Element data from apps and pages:
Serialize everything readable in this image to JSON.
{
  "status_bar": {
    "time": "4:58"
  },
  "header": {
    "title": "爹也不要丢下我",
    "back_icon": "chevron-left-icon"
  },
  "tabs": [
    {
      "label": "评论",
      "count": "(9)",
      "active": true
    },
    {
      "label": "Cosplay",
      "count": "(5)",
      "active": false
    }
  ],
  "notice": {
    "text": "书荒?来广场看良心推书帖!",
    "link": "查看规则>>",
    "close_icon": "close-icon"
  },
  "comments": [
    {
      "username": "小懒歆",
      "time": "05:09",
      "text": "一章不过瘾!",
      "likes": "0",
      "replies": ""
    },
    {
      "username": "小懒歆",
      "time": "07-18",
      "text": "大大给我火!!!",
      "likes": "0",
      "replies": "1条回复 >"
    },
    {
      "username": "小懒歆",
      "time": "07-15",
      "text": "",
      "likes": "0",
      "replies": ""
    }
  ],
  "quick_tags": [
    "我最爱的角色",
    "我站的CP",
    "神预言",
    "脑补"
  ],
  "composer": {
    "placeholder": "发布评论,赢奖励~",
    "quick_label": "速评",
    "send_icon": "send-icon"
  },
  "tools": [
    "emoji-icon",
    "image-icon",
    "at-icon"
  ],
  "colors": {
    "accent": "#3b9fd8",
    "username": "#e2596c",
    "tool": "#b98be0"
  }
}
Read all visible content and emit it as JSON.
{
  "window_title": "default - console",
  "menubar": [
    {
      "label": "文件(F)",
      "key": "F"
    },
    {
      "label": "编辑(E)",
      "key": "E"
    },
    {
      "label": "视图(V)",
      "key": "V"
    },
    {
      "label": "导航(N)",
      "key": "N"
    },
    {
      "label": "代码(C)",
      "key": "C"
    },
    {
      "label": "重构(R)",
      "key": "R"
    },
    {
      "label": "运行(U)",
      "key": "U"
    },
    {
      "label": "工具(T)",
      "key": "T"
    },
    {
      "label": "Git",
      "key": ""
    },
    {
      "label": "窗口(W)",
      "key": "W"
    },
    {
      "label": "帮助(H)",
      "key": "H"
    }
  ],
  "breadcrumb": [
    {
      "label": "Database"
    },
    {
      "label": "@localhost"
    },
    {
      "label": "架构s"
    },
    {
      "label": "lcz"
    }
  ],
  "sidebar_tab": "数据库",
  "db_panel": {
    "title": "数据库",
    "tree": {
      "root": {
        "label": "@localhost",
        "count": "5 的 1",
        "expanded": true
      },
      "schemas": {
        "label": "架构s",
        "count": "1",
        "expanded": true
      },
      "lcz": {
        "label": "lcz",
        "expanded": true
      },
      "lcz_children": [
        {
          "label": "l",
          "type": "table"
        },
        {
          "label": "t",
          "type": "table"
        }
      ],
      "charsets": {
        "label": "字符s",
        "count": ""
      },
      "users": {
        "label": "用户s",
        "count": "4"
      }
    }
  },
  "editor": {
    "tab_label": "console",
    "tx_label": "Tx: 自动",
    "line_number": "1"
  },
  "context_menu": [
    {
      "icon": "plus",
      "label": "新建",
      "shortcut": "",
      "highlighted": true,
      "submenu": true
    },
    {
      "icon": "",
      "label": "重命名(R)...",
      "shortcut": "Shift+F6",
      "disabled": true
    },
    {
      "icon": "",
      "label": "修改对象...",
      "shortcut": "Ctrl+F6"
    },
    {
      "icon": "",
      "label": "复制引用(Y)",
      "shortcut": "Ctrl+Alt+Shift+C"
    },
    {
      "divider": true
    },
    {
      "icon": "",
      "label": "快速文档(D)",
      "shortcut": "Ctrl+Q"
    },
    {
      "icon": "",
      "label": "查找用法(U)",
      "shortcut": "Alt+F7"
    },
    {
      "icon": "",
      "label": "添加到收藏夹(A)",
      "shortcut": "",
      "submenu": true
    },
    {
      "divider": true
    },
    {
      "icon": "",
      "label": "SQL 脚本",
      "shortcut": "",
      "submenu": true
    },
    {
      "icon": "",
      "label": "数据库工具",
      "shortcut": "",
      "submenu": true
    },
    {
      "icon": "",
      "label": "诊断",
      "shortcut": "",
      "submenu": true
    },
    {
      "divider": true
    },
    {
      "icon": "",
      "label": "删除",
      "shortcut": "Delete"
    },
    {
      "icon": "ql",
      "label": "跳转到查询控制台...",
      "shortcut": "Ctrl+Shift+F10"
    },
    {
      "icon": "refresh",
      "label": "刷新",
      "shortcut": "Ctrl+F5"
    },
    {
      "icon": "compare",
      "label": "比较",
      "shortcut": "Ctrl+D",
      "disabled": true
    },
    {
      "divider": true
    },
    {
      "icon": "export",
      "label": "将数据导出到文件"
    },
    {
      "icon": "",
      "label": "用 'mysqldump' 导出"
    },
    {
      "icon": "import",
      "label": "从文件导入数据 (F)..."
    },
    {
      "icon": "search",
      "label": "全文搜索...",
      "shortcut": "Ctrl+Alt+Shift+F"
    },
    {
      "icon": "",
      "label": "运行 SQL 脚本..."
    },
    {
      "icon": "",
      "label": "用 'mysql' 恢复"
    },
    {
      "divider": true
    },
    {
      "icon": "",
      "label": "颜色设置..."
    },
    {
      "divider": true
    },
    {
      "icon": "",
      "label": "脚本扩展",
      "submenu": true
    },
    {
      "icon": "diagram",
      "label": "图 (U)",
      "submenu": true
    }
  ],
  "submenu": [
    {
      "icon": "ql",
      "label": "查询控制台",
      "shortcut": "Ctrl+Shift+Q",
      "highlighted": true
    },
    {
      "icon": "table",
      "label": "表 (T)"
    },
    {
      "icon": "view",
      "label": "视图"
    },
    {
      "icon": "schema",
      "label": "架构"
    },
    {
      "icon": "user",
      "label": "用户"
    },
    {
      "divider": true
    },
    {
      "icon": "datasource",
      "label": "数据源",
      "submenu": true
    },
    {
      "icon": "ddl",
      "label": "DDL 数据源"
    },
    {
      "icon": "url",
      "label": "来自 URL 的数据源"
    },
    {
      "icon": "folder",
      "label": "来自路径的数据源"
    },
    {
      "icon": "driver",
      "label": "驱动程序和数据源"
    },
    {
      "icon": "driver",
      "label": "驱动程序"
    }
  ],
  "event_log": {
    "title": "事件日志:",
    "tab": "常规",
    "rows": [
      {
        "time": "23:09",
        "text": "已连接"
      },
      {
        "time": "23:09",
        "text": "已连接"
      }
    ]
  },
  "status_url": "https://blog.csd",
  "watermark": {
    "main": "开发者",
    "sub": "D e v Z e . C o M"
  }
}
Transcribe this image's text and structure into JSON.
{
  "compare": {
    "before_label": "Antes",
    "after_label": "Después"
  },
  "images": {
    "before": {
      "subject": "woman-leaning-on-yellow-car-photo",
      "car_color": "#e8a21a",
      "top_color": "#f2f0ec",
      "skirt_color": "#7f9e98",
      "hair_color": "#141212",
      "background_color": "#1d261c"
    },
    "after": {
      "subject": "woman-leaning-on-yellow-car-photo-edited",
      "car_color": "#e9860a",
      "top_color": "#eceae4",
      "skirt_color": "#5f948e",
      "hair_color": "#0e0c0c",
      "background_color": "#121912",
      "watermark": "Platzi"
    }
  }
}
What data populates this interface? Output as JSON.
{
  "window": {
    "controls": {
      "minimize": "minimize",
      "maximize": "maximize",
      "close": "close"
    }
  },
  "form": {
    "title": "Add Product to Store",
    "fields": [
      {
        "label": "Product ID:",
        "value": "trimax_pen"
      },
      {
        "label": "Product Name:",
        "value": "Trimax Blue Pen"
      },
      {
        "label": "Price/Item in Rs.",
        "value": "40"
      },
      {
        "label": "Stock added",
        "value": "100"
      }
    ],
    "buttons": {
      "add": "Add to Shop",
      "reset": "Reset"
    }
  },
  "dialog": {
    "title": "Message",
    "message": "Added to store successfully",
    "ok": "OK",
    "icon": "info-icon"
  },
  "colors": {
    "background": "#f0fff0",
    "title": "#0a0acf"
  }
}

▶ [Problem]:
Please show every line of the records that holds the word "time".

▶ [Task answer]:
    "time": "4:58"
      "time": "05:09",
      "time": "07-18",
      "time": "07-15",
        "time": "23:09",
        "time": "23:09",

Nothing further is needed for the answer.